8 reasons to visit Malang
Malang is one of East Java’s most attractive cities, with a cooler climate than its neighboring cities like the busier and bigger Surabaya. The city was established by the Dutch in the 18th century as a center of coffee plantations, although now there are more apple and tobacco plantations. To get to Malang, you can either drive from Surabaya, or catch the short 1.5 hour flight from Jakarta
Bromo Tengger Semeru National Park
Mount Bromo is an active volcano that lies at the centre of the Tengger Massif and remains as one of the most iconic and impressive sight in Indonesia. Although there are two other mountains that emerge within the caldera of the ancient Tengger volcano, Batok (2440m) and Kursi (2581m), Bromo is the most known peak. The taller Mt. Semeru (3678m) lies further south, creating the Bromo Tengger Semeru National park. Going from Malang through Ngadas village is not the most popular approach and can be rougher, but is also more rewarding.
Malang City Tour
Malang’s major attractions are located outside of town, but there are some attractions worth visiting in the city. Noted for its colonial architecture, you can go to the Balai Kota at Jalan Tugu Circle which is surrounded by a few dutch architecture mansions. You could also dine at the legendary Toko Oen that has been around since the 1920s, as one of the first restaurants in the country that serves western (dutch) food. Other recommended attractions include the Traditional Museum (Museum Topeng), the Brawijaya Museum (Indonesian Army Museum), and the Tugu roundabout.
Hotel Tugu Malang
Tugu Malang is located at the heart of the old town, looking out to the main monument of Indonesia’s struggle for independence and a beautiful lotus pond park. Tugu Malang houses a vast, priceless collection of antiques influenced by the Javanese Babah Peranakan (the hundreds-years-old mixed culture between the Chinese migrants in Java and the native Javanese). Tugu Malang is more than just a hotel; it has become most indigenous, most essential in experiencing the beautiful richness of the history of Java.
One of the better kept museums of the area that educate the visitors about the different types of vehicles divided in different zones; from the Batavia, Japan, Europe, etc. This Museum also sports an extensive mask museum, (D’Topeng Museum) and manmade floating market that houses different kinds of food stalls.
Temples that were dedicated to the kings of the Singosari dynasty (the precursors of the Majapahit empire) and consist of Candi Singosari, Candi Sumberawan, Candi Jago, Candi Kidal and a number of other candis or temples. The main temple, Candi Singosari, is located about 12 km off Malang and was built around 1300 AD. Candi Sumberawan lies about 5km off Singosari while Jago and Kidal is located further southeast.
Batu is where the people of Malang and Surabaya’s leisure town; it offers a beautiful mountain scenery and a pleasantly cool climate. It is particularly famous among locals for its agrotourism, where visitors can pick their own Apel Malang (popular green Apple from the region), or stay in one of the many hotels around the area.

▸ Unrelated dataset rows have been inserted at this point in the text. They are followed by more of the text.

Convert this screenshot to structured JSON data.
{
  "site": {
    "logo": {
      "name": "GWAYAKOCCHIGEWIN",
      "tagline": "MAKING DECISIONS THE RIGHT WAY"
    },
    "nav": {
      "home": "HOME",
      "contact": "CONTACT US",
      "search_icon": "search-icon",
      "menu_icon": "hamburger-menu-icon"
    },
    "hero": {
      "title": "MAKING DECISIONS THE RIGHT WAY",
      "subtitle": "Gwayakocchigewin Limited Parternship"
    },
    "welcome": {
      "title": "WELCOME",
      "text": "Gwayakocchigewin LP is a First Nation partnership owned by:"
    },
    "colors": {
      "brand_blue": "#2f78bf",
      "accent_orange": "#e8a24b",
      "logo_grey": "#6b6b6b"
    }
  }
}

Nowadays, it is particularly more popular because of the Jatim Parks.
Jatim Park I & II
The Jawa Timur Park 1 is heavier on the recreational side which features a massive swimming pool and amusement rides, while the second Jawa Timur Park is more of a hands-on educational park. The latter is very popular for its animal museum, zoo with natural habitats and the interactive attractions such as a walk among the free-roaming birds, water track obstacle course, eco-science centre and up close encounters with farm animals. At night, the Batu Night Spectacular is also recommended, especially if you’re traveling with kids. Here you can see beautiful lanterns, light displays, and some amusing rides.
Beach life is probably the last thing people think of, but actually the south coast of Malang has sBeach that has a Hindu Temple off on the small Ismoyo island, connected by a small bridge. Very similar to Bali’s Tanah Lot. Other than that, there is also the Pulau Sempu natural reserve, which is actually only accessible for research but somehow has been visited by tourists for the last 2009, rendering the area dirty and unkempt. Alternately, you can try going to Sendangbiru, a fishing village near Sempu.